TASK INPUT:
+++++
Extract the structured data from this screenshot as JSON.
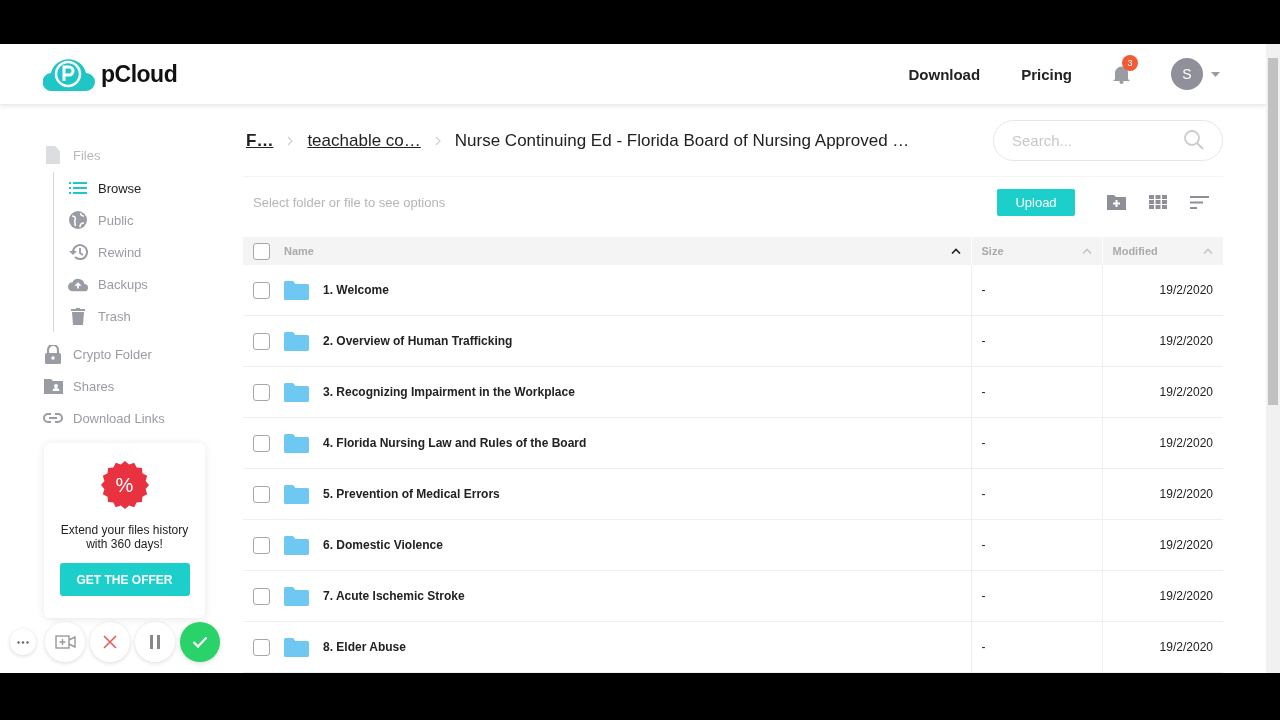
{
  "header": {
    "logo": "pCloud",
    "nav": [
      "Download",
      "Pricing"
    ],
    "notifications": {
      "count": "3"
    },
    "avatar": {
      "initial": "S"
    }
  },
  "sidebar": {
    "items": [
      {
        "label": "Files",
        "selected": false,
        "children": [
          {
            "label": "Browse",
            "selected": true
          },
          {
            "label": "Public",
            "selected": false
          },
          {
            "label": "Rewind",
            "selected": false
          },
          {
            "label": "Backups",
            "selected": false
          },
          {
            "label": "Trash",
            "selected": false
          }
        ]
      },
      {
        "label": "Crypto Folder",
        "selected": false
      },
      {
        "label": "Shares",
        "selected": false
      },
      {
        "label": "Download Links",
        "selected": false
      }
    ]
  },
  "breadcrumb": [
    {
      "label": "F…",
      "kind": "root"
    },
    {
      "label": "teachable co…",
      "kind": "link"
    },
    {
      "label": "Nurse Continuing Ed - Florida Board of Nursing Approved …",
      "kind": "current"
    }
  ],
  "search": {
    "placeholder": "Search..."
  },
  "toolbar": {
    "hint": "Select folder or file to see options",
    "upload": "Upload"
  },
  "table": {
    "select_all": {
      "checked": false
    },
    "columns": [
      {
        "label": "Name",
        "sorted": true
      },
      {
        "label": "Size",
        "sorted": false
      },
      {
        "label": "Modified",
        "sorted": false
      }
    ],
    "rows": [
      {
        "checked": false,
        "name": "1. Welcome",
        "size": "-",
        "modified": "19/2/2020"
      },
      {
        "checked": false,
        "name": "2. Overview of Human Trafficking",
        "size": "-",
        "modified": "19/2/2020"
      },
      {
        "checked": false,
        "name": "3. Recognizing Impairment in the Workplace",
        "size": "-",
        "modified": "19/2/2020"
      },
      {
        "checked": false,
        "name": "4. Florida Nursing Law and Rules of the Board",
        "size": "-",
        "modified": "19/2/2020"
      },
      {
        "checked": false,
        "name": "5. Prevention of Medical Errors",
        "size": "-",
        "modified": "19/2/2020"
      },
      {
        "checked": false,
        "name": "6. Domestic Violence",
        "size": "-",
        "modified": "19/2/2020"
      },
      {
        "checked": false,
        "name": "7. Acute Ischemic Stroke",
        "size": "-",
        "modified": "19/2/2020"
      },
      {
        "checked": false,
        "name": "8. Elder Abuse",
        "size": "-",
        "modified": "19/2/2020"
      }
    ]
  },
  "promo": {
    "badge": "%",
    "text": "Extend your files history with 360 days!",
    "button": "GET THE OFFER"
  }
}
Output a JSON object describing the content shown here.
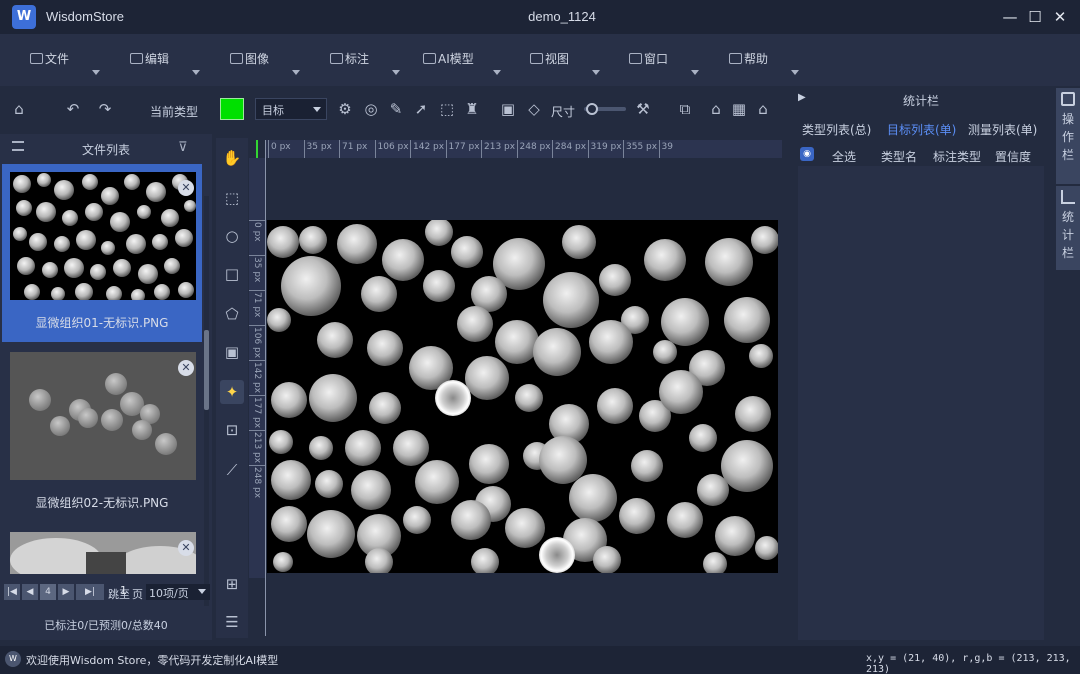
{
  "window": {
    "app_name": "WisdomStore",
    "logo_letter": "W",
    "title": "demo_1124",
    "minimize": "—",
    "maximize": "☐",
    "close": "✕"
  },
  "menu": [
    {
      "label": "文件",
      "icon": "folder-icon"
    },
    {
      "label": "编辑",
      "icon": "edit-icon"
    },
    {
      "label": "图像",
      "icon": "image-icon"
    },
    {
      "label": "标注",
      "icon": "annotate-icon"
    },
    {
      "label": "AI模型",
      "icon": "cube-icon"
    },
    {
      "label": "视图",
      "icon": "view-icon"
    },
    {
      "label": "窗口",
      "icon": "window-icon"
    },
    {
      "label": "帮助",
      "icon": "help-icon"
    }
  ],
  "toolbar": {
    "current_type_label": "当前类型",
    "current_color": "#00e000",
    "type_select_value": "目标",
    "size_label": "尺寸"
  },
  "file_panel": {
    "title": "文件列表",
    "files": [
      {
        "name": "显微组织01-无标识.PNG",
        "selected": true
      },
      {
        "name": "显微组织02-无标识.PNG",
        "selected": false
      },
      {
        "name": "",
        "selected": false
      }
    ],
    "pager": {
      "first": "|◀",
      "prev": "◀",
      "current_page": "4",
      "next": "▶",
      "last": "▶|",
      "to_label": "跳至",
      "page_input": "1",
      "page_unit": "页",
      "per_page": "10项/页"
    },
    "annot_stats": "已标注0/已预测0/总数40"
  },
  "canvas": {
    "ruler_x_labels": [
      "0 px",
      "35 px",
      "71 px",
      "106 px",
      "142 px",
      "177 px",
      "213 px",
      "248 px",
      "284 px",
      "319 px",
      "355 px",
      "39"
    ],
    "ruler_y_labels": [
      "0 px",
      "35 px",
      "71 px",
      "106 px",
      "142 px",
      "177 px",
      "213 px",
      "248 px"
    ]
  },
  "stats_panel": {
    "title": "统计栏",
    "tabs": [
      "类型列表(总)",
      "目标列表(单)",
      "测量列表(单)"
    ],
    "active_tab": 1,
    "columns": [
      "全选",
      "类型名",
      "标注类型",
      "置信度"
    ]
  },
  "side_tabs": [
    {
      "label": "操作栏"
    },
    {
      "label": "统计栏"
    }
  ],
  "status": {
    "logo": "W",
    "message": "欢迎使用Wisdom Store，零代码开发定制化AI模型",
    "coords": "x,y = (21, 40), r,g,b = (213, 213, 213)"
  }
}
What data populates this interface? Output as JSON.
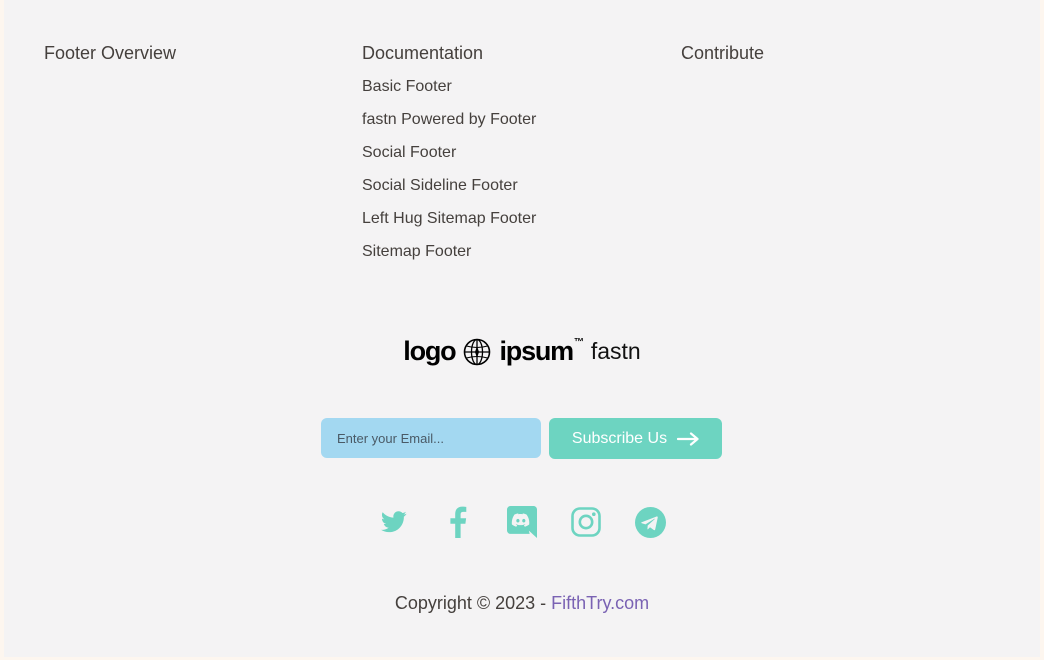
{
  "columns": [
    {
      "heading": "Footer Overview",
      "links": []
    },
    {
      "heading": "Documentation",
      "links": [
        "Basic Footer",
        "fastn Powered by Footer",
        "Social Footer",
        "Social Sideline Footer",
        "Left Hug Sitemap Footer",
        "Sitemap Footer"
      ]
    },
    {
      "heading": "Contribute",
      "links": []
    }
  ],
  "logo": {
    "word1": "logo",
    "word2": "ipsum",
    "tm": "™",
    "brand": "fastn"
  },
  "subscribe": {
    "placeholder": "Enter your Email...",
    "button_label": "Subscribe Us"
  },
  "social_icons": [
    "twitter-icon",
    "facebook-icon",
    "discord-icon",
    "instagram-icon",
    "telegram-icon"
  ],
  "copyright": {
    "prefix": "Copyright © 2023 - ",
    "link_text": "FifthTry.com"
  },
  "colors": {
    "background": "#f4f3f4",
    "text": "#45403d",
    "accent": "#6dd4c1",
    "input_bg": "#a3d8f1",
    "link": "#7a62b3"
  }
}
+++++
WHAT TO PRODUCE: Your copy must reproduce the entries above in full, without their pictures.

EXERCISE OUTPUT:
Extract the structured data from this screenshot as JSON.
{
  "header": {
    "logo": "pCloud",
    "nav": [
      "Download",
      "Pricing"
    ],
    "notifications": {
      "count": "3"
    },
    "avatar": {
      "initial": "S"
    }
  },
  "sidebar": {
    "items": [
      {
        "label": "Files",
        "selected": false,
        "children": [
          {
            "label": "Browse",
            "selected": true
          },
          {
            "label": "Public",
            "selected": false
          },
          {
            "label": "Rewind",
            "selected": false
          },
          {
            "label": "Backups",
            "selected": false
          },
          {
            "label": "Trash",
            "selected": false
          }
        ]
      },
      {
        "label": "Crypto Folder",
        "selected": false
      },
      {
        "label": "Shares",
        "selected": false
      },
      {
        "label": "Download Links",
        "selected": false
      }
    ]
  },
  "breadcrumb": [
    {
      "label": "F…",
      "kind": "root"
    },
    {
      "label": "teachable co…",
      "kind": "link"
    },
    {
      "label": "Nurse Continuing Ed - Florida Board of Nursing Approved …",
      "kind": "current"
    }
  ],
  "search": {
    "placeholder": "Search..."
  },
  "toolbar": {
    "hint": "Select folder or file to see options",
    "upload": "Upload"
  },
  "table": {
    "select_all": {
      "checked": false
    },
    "columns": [
      {
        "label": "Name",
        "sorted": true
      },
      {
        "label": "Size",
        "sorted": false
      },
      {
        "label": "Modified",
        "sorted": false
      }
    ],
    "rows": [
      {
        "checked": false,
        "name": "1. Welcome",
        "size": "-",
        "modified": "19/2/2020"
      },
      {
        "checked": false,
        "name": "2. Overview of Human Trafficking",
        "size": "-",
        "modified": "19/2/2020"
      },
      {
        "checked": false,
        "name": "3. Recognizing Impairment in the Workplace",
        "size": "-",
        "modified": "19/2/2020"
      },
      {
        "checked": false,
        "name": "4. Florida Nursing Law and Rules of the Board",
        "size": "-",
        "modified": "19/2/2020"
      },
      {
        "checked": false,
        "name": "5. Prevention of Medical Errors",
        "size": "-",
        "modified": "19/2/2020"
      },
      {
        "checked": false,
        "name": "6. Domestic Violence",
        "size": "-",
        "modified": "19/2/2020"
      },
      {
        "checked": false,
        "name": "7. Acute Ischemic Stroke",
        "size": "-",
        "modified": "19/2/2020"
      },
      {
        "checked": false,
        "name": "8. Elder Abuse",
        "size": "-",
        "modified": "19/2/2020"
      }
    ]
  },
  "promo": {
    "badge": "%",
    "text": "Extend your files history with 360 days!",
    "button": "GET THE OFFER"
  }
}
Output a JSON object describing the content shown here.
{
  "window": {
    "app_name": "WisdomStore",
    "logo_letter": "W",
    "title": "demo_1124",
    "minimize": "—",
    "maximize": "☐",
    "close": "✕"
  },
  "menu": [
    {
      "label": "文件",
      "icon": "folder-icon"
    },
    {
      "label": "编辑",
      "icon": "edit-icon"
    },
    {
      "label": "图像",
      "icon": "image-icon"
    },
    {
      "label": "标注",
      "icon": "annotate-icon"
    },
    {
      "label": "AI模型",
      "icon": "cube-icon"
    },
    {
      "label": "视图",
      "icon": "view-icon"
    },
    {
      "label": "窗口",
      "icon": "window-icon"
    },
    {
      "label": "帮助",
      "icon": "help-icon"
    }
  ],
  "toolbar": {
    "current_type_label": "当前类型",
    "current_color": "#00e000",
    "type_select_value": "目标",
    "size_label": "尺寸"
  },
  "file_panel": {
    "title": "文件列表",
    "files": [
      {
        "name": "显微组织01-无标识.PNG",
        "selected": true
      },
      {
        "name": "显微组织02-无标识.PNG",
        "selected": false
      },
      {
        "name": "",
        "selected": false
      }
    ],
    "pager": {
      "first": "|◀",
      "prev": "◀",
      "current_page": "4",
      "next": "▶",
      "last": "▶|",
      "to_label": "跳至",
      "page_input": "1",
      "page_unit": "页",
      "per_page": "10项/页"
    },
    "annot_stats": "已标注0/已预测0/总数40"
  },
  "canvas": {
    "ruler_x_labels": [
      "0 px",
      "35 px",
      "71 px",
      "106 px",
      "142 px",
      "177 px",
      "213 px",
      "248 px",
      "284 px",
      "319 px",
      "355 px",
      "39"
    ],
    "ruler_y_labels": [
      "0 px",
      "35 px",
      "71 px",
      "106 px",
      "142 px",
      "177 px",
      "213 px",
      "248 px"
    ]
  },
  "stats_panel": {
    "title": "统计栏",
    "tabs": [
      "类型列表(总)",
      "目标列表(单)",
      "测量列表(单)"
    ],
    "active_tab": 1,
    "columns": [
      "全选",
      "类型名",
      "标注类型",
      "置信度"
    ]
  },
  "side_tabs": [
    {
      "label": "操作栏"
    },
    {
      "label": "统计栏"
    }
  ],
  "status": {
    "logo": "W",
    "message": "欢迎使用Wisdom Store，零代码开发定制化AI模型",
    "coords": "x,y = (21, 40), r,g,b = (213, 213, 213)"
  }
}
What data populates this interface? Output as JSON.
{
  "columns": [
    {
      "heading": "Footer Overview",
      "links": []
    },
    {
      "heading": "Documentation",
      "links": [
        "Basic Footer",
        "fastn Powered by Footer",
        "Social Footer",
        "Social Sideline Footer",
        "Left Hug Sitemap Footer",
        "Sitemap Footer"
      ]
    },
    {
      "heading": "Contribute",
      "links": []
    }
  ],
  "logo": {
    "word1": "logo",
    "word2": "ipsum",
    "tm": "™",
    "brand": "fastn"
  },
  "subscribe": {
    "placeholder": "Enter your Email...",
    "button_label": "Subscribe Us"
  },
  "social_icons": [
    "twitter-icon",
    "facebook-icon",
    "discord-icon",
    "instagram-icon",
    "telegram-icon"
  ],
  "copyright": {
    "prefix": "Copyright © 2023 - ",
    "link_text": "FifthTry.com"
  },
  "colors": {
    "background": "#f4f3f4",
    "text": "#45403d",
    "accent": "#6dd4c1",
    "input_bg": "#a3d8f1",
    "link": "#7a62b3"
  }
}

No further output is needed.